> _Exercise_: What follows is a set of records; copy all of it exactly.

** Opening Supplied records block **

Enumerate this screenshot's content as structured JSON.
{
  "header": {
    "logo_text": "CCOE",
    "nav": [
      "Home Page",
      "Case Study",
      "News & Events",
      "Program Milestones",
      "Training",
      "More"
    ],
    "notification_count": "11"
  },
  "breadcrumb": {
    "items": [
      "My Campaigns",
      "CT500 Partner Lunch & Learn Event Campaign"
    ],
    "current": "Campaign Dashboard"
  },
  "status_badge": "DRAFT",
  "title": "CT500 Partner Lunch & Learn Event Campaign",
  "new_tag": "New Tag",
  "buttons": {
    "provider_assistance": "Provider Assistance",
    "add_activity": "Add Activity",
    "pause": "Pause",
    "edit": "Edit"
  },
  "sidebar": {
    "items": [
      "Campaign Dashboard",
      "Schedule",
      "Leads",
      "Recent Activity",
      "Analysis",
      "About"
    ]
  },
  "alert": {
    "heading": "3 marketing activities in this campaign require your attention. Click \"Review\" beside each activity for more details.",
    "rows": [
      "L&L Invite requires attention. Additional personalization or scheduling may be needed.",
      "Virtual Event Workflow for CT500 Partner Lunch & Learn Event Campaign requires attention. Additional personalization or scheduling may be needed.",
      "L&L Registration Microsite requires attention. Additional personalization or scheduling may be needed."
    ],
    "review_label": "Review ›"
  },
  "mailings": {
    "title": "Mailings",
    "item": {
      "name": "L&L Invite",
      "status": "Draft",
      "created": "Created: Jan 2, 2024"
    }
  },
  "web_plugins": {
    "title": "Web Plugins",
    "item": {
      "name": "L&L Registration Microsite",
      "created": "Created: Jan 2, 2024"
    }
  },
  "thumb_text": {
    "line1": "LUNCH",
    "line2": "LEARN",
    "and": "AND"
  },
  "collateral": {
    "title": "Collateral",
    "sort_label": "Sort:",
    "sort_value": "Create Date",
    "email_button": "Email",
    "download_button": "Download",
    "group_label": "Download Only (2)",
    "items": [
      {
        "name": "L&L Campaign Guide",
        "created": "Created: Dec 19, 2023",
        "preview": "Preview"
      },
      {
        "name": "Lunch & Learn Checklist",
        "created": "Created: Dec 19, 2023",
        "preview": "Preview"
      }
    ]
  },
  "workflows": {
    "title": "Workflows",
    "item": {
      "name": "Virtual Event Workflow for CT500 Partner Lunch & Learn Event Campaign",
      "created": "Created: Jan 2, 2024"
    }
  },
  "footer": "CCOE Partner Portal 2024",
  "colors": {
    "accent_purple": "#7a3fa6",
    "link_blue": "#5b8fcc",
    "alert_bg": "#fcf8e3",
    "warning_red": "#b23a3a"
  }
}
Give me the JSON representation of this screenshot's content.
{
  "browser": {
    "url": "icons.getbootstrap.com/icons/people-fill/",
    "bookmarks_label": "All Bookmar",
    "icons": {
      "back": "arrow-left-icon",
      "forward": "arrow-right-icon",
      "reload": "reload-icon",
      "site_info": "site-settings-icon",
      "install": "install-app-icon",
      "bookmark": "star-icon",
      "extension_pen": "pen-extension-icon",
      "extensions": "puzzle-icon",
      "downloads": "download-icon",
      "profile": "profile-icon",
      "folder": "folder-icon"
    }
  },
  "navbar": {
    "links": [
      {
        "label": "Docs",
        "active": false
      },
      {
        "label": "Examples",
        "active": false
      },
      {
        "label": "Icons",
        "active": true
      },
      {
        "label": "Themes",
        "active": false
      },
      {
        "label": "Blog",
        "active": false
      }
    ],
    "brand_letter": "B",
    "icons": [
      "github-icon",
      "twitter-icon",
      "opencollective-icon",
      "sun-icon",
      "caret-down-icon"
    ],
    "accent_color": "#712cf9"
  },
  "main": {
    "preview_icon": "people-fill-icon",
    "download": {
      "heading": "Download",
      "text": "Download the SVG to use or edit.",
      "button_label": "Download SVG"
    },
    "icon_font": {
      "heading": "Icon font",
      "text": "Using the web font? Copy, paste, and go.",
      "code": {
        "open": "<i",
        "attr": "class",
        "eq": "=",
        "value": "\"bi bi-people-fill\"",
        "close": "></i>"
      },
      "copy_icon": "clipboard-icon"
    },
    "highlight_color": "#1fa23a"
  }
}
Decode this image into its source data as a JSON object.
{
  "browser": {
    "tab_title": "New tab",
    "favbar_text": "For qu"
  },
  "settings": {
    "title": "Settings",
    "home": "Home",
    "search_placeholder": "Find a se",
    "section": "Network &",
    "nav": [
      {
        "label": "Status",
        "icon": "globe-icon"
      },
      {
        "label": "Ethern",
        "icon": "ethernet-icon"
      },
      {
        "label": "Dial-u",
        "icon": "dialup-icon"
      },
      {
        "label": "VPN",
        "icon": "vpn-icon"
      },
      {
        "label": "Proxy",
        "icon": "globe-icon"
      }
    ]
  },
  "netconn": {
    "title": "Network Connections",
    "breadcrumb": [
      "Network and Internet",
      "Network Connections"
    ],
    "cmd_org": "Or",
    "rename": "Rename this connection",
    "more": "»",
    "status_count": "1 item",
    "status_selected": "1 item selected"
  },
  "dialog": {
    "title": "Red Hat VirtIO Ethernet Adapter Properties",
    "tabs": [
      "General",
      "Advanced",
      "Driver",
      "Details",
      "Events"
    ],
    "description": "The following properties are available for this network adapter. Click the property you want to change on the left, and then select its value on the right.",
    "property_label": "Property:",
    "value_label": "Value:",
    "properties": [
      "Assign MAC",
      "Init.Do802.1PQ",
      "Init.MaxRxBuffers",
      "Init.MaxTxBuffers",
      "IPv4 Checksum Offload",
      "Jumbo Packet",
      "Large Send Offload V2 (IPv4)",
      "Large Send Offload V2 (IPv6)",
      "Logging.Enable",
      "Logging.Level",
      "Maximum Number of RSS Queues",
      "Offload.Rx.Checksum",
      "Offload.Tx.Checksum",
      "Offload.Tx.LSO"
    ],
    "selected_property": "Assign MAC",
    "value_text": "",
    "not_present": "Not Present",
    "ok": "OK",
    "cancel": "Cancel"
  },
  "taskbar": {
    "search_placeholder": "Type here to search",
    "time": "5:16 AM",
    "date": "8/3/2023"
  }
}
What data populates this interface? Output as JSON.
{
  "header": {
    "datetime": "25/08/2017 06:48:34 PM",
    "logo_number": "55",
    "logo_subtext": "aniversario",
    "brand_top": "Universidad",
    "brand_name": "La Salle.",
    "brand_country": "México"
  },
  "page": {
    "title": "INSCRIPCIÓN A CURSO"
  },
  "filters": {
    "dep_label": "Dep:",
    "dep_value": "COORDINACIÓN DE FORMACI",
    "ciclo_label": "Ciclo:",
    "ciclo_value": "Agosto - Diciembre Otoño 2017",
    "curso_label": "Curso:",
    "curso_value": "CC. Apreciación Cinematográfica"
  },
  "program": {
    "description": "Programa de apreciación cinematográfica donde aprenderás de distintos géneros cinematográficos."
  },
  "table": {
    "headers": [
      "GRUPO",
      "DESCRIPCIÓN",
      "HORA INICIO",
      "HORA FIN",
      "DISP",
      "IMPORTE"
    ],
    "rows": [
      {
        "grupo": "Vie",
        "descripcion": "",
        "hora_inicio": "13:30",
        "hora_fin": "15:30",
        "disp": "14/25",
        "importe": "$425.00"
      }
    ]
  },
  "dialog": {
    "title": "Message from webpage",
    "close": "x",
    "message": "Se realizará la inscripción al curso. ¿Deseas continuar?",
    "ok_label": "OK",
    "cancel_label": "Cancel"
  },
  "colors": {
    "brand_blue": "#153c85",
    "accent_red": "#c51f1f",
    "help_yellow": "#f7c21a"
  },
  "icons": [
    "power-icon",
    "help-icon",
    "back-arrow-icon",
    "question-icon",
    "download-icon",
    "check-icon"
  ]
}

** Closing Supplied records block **

> _Solution to the problem_:
Enumerate this screenshot's content as structured JSON.
{
  "header": {
    "logo_text": "CCOE",
    "nav": [
      "Home Page",
      "Case Study",
      "News & Events",
      "Program Milestones",
      "Training",
      "More"
    ],
    "notification_count": "11"
  },
  "breadcrumb": {
    "items": [
      "My Campaigns",
      "CT500 Partner Lunch & Learn Event Campaign"
    ],
    "current": "Campaign Dashboard"
  },
  "status_badge": "DRAFT",
  "title": "CT500 Partner Lunch & Learn Event Campaign",
  "new_tag": "New Tag",
  "buttons": {
    "provider_assistance": "Provider Assistance",
    "add_activity": "Add Activity",
    "pause": "Pause",
    "edit": "Edit"
  },
  "sidebar": {
    "items": [
      "Campaign Dashboard",
      "Schedule",
      "Leads",
      "Recent Activity",
      "Analysis",
      "About"
    ]
  },
  "alert": {
    "heading": "3 marketing activities in this campaign require your attention. Click \"Review\" beside each activity for more details.",
    "rows": [
      "L&L Invite requires attention. Additional personalization or scheduling may be needed.",
      "Virtual Event Workflow for CT500 Partner Lunch & Learn Event Campaign requires attention. Additional personalization or scheduling may be needed.",
      "L&L Registration Microsite requires attention. Additional personalization or scheduling may be needed."
    ],
    "review_label": "Review ›"
  },
  "mailings": {
    "title": "Mailings",
    "item": {
      "name": "L&L Invite",
      "status": "Draft",
      "created": "Created: Jan 2, 2024"
    }
  },
  "web_plugins": {
    "title": "Web Plugins",
    "item": {
      "name": "L&L Registration Microsite",
      "created": "Created: Jan 2, 2024"
    }
  },
  "thumb_text": {
    "line1": "LUNCH",
    "line2": "LEARN",
    "and": "AND"
  },
  "collateral": {
    "title": "Collateral",
    "sort_label": "Sort:",
    "sort_value": "Create Date",
    "email_button": "Email",
    "download_button": "Download",
    "group_label": "Download Only (2)",
    "items": [
      {
        "name": "L&L Campaign Guide",
        "created": "Created: Dec 19, 2023",
        "preview": "Preview"
      },
      {
        "name": "Lunch & Learn Checklist",
        "created": "Created: Dec 19, 2023",
        "preview": "Preview"
      }
    ]
  },
  "workflows": {
    "title": "Workflows",
    "item": {
      "name": "Virtual Event Workflow for CT500 Partner Lunch & Learn Event Campaign",
      "created": "Created: Jan 2, 2024"
    }
  },
  "footer": "CCOE Partner Portal 2024",
  "colors": {
    "accent_purple": "#7a3fa6",
    "link_blue": "#5b8fcc",
    "alert_bg": "#fcf8e3",
    "warning_red": "#b23a3a"
  }
}
Give me the JSON representation of this screenshot's content.
{
  "browser": {
    "url": "icons.getbootstrap.com/icons/people-fill/",
    "bookmarks_label": "All Bookmar",
    "icons": {
      "back": "arrow-left-icon",
      "forward": "arrow-right-icon",
      "reload": "reload-icon",
      "site_info": "site-settings-icon",
      "install": "install-app-icon",
      "bookmark": "star-icon",
      "extension_pen": "pen-extension-icon",
      "extensions": "puzzle-icon",
      "downloads": "download-icon",
      "profile": "profile-icon",
      "folder": "folder-icon"
    }
  },
  "navbar": {
    "links": [
      {
        "label": "Docs",
        "active": false
      },
      {
        "label": "Examples",
        "active": false
      },
      {
        "label": "Icons",
        "active": true
      },
      {
        "label": "Themes",
        "active": false
      },
      {
        "label": "Blog",
        "active": false
      }
    ],
    "brand_letter": "B",
    "icons": [
      "github-icon",
      "twitter-icon",
      "opencollective-icon",
      "sun-icon",
      "caret-down-icon"
    ],
    "accent_color": "#712cf9"
  },
  "main": {
    "preview_icon": "people-fill-icon",
    "download": {
      "heading": "Download",
      "text": "Download the SVG to use or edit.",
      "button_label": "Download SVG"
    },
    "icon_font": {
      "heading": "Icon font",
      "text": "Using the web font? Copy, paste, and go.",
      "code": {
        "open": "<i",
        "attr": "class",
        "eq": "=",
        "value": "\"bi bi-people-fill\"",
        "close": "></i>"
      },
      "copy_icon": "clipboard-icon"
    },
    "highlight_color": "#1fa23a"
  }
}
Decode this image into its source data as a JSON object.
{
  "browser": {
    "tab_title": "New tab",
    "favbar_text": "For qu"
  },
  "settings": {
    "title": "Settings",
    "home": "Home",
    "search_placeholder": "Find a se",
    "section": "Network &",
    "nav": [
      {
        "label": "Status",
        "icon": "globe-icon"
      },
      {
        "label": "Ethern",
        "icon": "ethernet-icon"
      },
      {
        "label": "Dial-u",
        "icon": "dialup-icon"
      },
      {
        "label": "VPN",
        "icon": "vpn-icon"
      },
      {
        "label": "Proxy",
        "icon": "globe-icon"
      }
    ]
  },
  "netconn": {
    "title": "Network Connections",
    "breadcrumb": [
      "Network and Internet",
      "Network Connections"
    ],
    "cmd_org": "Or",
    "rename": "Rename this connection",
    "more": "»",
    "status_count": "1 item",
    "status_selected": "1 item selected"
  },
  "dialog": {
    "title": "Red Hat VirtIO Ethernet Adapter Properties",
    "tabs": [
      "General",
      "Advanced",
      "Driver",
      "Details",
      "Events"
    ],
    "description": "The following properties are available for this network adapter. Click the property you want to change on the left, and then select its value on the right.",
    "property_label": "Property:",
    "value_label": "Value:",
    "properties": [
      "Assign MAC",
      "Init.Do802.1PQ",
      "Init.MaxRxBuffers",
      "Init.MaxTxBuffers",
      "IPv4 Checksum Offload",
      "Jumbo Packet",
      "Large Send Offload V2 (IPv4)",
      "Large Send Offload V2 (IPv6)",
      "Logging.Enable",
      "Logging.Level",
      "Maximum Number of RSS Queues",
      "Offload.Rx.Checksum",
      "Offload.Tx.Checksum",
      "Offload.Tx.LSO"
    ],
    "selected_property": "Assign MAC",
    "value_text": "",
    "not_present": "Not Present",
    "ok": "OK",
    "cancel": "Cancel"
  },
  "taskbar": {
    "search_placeholder": "Type here to search",
    "time": "5:16 AM",
    "date": "8/3/2023"
  }
}
What data populates this interface? Output as JSON.
{
  "header": {
    "datetime": "25/08/2017 06:48:34 PM",
    "logo_number": "55",
    "logo_subtext": "aniversario",
    "brand_top": "Universidad",
    "brand_name": "La Salle.",
    "brand_country": "México"
  },
  "page": {
    "title": "INSCRIPCIÓN A CURSO"
  },
  "filters": {
    "dep_label": "Dep:",
    "dep_value": "COORDINACIÓN DE FORMACI",
    "ciclo_label": "Ciclo:",
    "ciclo_value": "Agosto - Diciembre Otoño 2017",
    "curso_label": "Curso:",
    "curso_value": "CC. Apreciación Cinematográfica"
  },
  "program": {
    "description": "Programa de apreciación cinematográfica donde aprenderás de distintos géneros cinematográficos."
  },
  "table": {
    "headers": [
      "GRUPO",
      "DESCRIPCIÓN",
      "HORA INICIO",
      "HORA FIN",
      "DISP",
      "IMPORTE"
    ],
    "rows": [
      {
        "grupo": "Vie",
        "descripcion": "",
        "hora_inicio": "13:30",
        "hora_fin": "15:30",
        "disp": "14/25",
        "importe": "$425.00"
      }
    ]
  },
  "dialog": {
    "title": "Message from webpage",
    "close": "x",
    "message": "Se realizará la inscripción al curso. ¿Deseas continuar?",
    "ok_label": "OK",
    "cancel_label": "Cancel"
  },
  "colors": {
    "brand_blue": "#153c85",
    "accent_red": "#c51f1f",
    "help_yellow": "#f7c21a"
  },
  "icons": [
    "power-icon",
    "help-icon",
    "back-arrow-icon",
    "question-icon",
    "download-icon",
    "check-icon"
  ]
}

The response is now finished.